Some people may read an article about helping the environment, and take away one or two action steps to adopt in their daily life. Others may listen to politicians promoting a platform that includes increasing environmental awareness or protection. It can be a hot button issue particularly around election time, both nationally and locally.
Illustration by Sam—tan (deviantART).
Your children are undoubtedly learning about ways to help the environment at school and maybe they are bringing suggestions home for the family to consider. Another percentage of the general population is environmentally conscious and actively changing their normal routine to abandon old behaviors and replace them with new, green ways of doing things, like cleaning the house with eco-safe products or recycling all possible products that would have ended up in a landfill a few years ago.
So it seems safe to say that environmental awareness is increasing, although there is still a lot that can be done to prevent more harm and actually protect the environment. Encouraging all businesses (whether large corporations or small “Mom and Pop” shops) to refine their standard methods and shift to environmentally safe practices appears to be a somewhat uncommon avenue to achieve the primary goal of environmental preservation.
Artwork by StarwaltDesign (deviantART).
In Pennsylvania and other East Coast states, some major grocery store chains do not recycle. Just taking the very basic step of separating their trash has not been adopted. This is shocking especially when you consider that grocery stores produce a substantial amount of waste on a daily basis. Stores could recycle paper, cardboard, aluminum, plastic, and more. Imagine what a difference grocery stores or any business could make if they had recycling bins for their employees and their customers to use too.
Although other companies could help to reduce environmental pollution by allowing at least some of their employees to telecommute, few are entertaining this idea that seems to be easily implemented. Another idea to reduce the number of cars on the road, particularly when they are traveling from the same neighborhood to the same office on the same schedule daily, would be for corporations to promote car pooling.

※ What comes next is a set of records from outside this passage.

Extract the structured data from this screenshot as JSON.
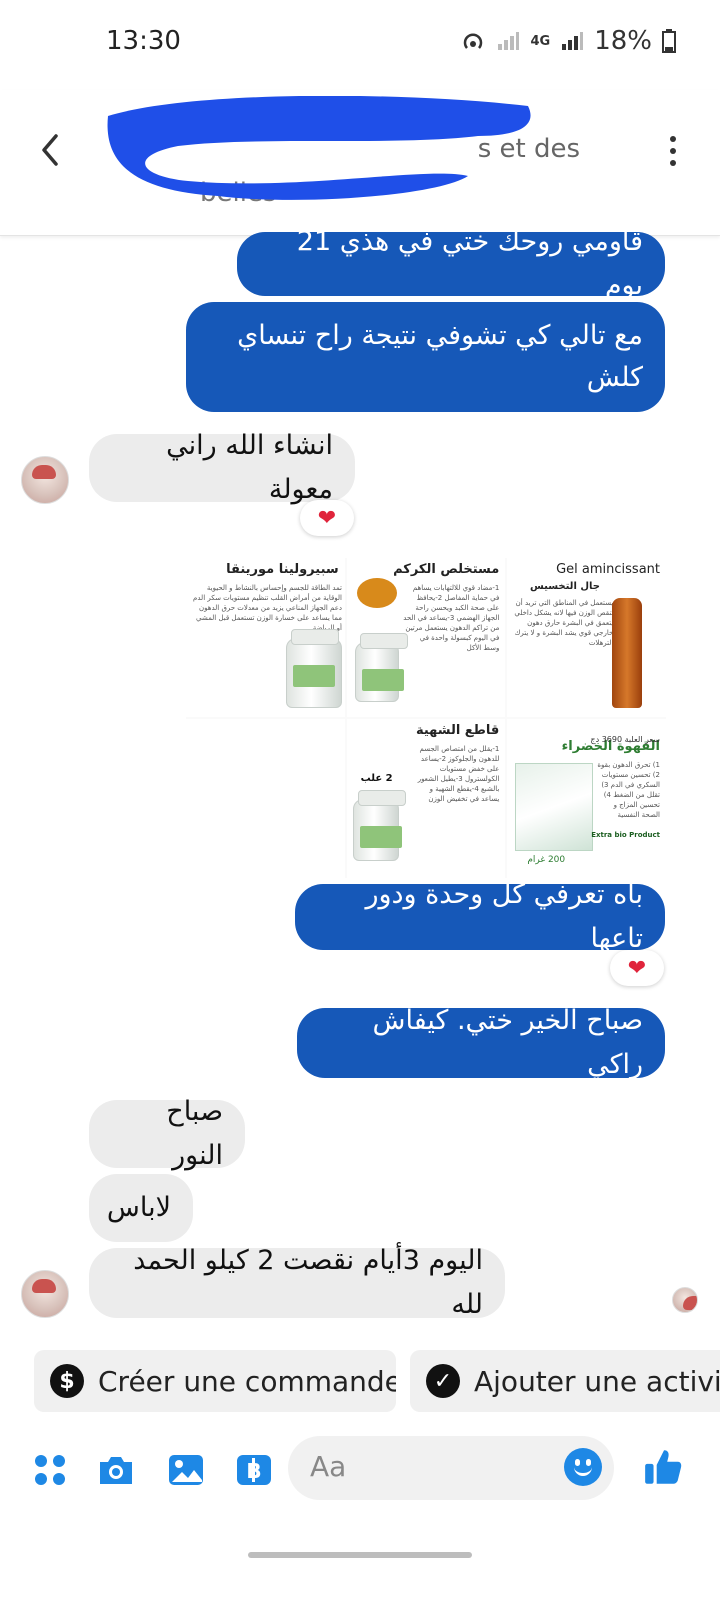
{
  "status_bar": {
    "time": "13:30",
    "network": "4G",
    "battery": "18%"
  },
  "header": {
    "title_visible": "s et des",
    "title_line2": "belles"
  },
  "messages": [
    {
      "side": "out",
      "text": "قاومي روحك ختي في هذي 21 يوم"
    },
    {
      "side": "out",
      "text": "مع تالي كي تشوفي نتيجة راح تنساي كلش"
    },
    {
      "side": "in",
      "text": "انشاء الله راني معولة",
      "reaction": "heart"
    },
    {
      "side": "out",
      "type": "image"
    },
    {
      "side": "out",
      "text": "باه تعرفي كل وحدة ودور تاعها",
      "reaction": "heart"
    },
    {
      "side": "out",
      "text": "صباح الخير ختي. كيفاش راكي"
    },
    {
      "side": "in",
      "text": "صباح النور"
    },
    {
      "side": "in",
      "text": "لاباس"
    },
    {
      "side": "in",
      "text": "اليوم 3أيام نقصت 2 كيلو الحمد لله"
    }
  ],
  "product_image": {
    "panels": [
      {
        "title": "Gel amincissant",
        "subtitle": "جال التخسيس",
        "text": "يستعمل في المناطق التي تريد أن تنقص الوزن فيها لانه يشكل داخلي يتعمق في البشرة حارق دهون خارجي قوي يشد البشرة و لا يترك الترهلات"
      },
      {
        "title": "مستخلص الكركم",
        "text": "1-مضاد قوي للالتهابات يساهم في حماية المفاصل 2-يحافظ على صحة الكبد ويحسن راحة الجهاز الهضمي 3-يساعد في الحد من تراكم الدهون يستعمل مرتين في اليوم كبسولة واحدة في وسط الأكل"
      },
      {
        "title": "سبيرولينا مورينقا",
        "text": "تمد الطاقة للجسم وإحساس بالنشاط و الحيوية الوقاية من أمراض القلب تنظيم مستويات سكر الدم دعم الجهاز المناعي يزيد من معدلات حرق الدهون مما يساعد على خسارة الوزن تستعمل قبل المشي أو الرياضة"
      },
      {
        "title": "القهوة الخضراء",
        "price": "سعر العلبة 3690 دج",
        "weight": "200 غرام",
        "badge": "Extra bio Product",
        "text": "1) تحرق الدهون بقوة 2) تحسين مستويات السكري في الدم 3) تقلل من الضغط 4) تحسين المزاج و الصحة النفسية"
      },
      {
        "title": "قاطع الشهية",
        "count": "2 علب",
        "text": "1-يقلل من امتصاص الجسم للدهون والجلوكوز 2-يساعد على خفض مستويات الكولسترول 3-يطيل الشعور بالشبع 4-يقطع الشهية و يساعد في تخفيض الوزن"
      },
      {
        "title": "",
        "text": ""
      }
    ]
  },
  "quick_replies": [
    {
      "label": "Créer une commande",
      "icon": "dollar-icon"
    },
    {
      "label": "Ajouter une activi",
      "icon": "check-icon"
    }
  ],
  "composer": {
    "placeholder": "Aa"
  },
  "colors": {
    "accent": "#1658b8",
    "incoming": "#ececec",
    "messenger_blue": "#1e88e5"
  }
}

Businesses could offer an incentive for their employees to share a ride to work, while alleviating parking headaches and decreasing hazardous vehicle emissions that cause irreversible damage to the environment.

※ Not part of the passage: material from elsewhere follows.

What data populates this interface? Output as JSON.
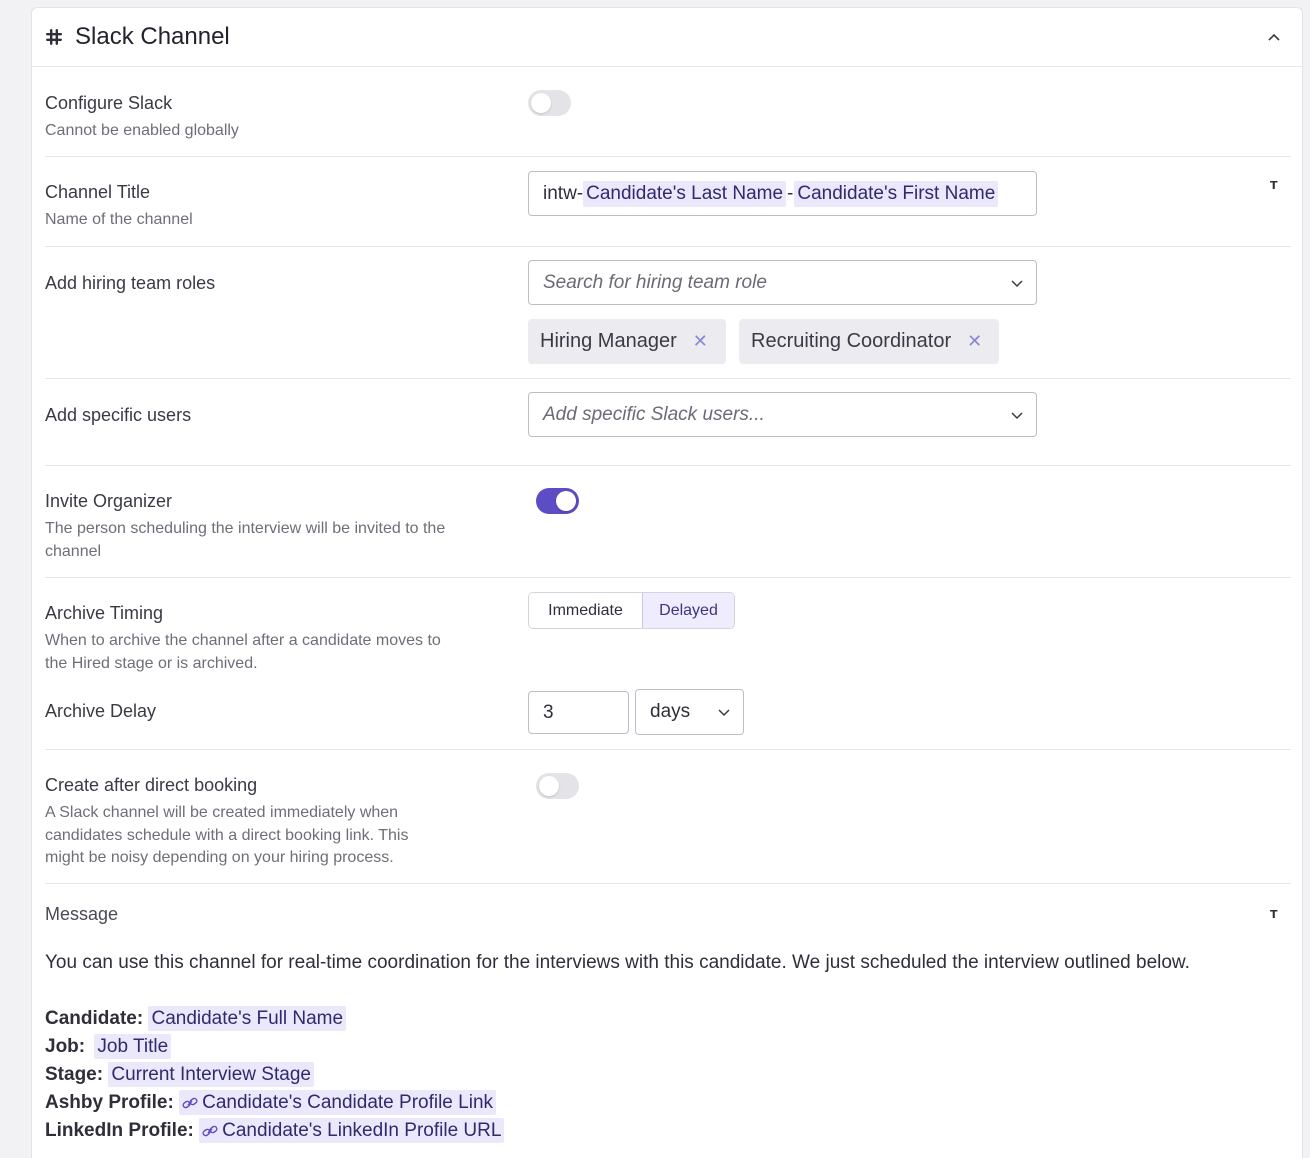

Artwork by Humza Mehbub.
Five additional simple suggestions for businesses looking for ways to help the environment:
Encourage employees to turn off lights, computers, printers, copiers, fax machines, scanners, shredders, and any other electrical devices. This would prevent unnecessary damage to the environment, decrease the electric bill, and promote a habit that employees may take home with them.
Provide a water cooler or filtered water machine for your employees to refill their water jugs for free. This would discourage purchase of plastic water bottles, which are produced using oil and are not eco-friendly.
Replace regular light bulbs with LED bulbs, which are 100 percent recyclable. This would save on electricity usage, which would decrease the bill, and LED lighting reduces carbon emissions by more than 50 percent.
Adopt a highway or waterway to clean up or invest in a project to protect the environment, like creating a rain garden. Companies can promote employee participation by offering a monetary reward or a free paid day off. Added benefits of planning this type of employee activity are team-building and improved morale, which equals increased productivity.
Donate as a corporation to an environmental cause, or ask employees to make a financial contribution to a program that helps the environment. You can find details of waterway cleanup projects right here on Creeklife, which allows anyone to search for and/or fund opportunities to save watersheds for global impact.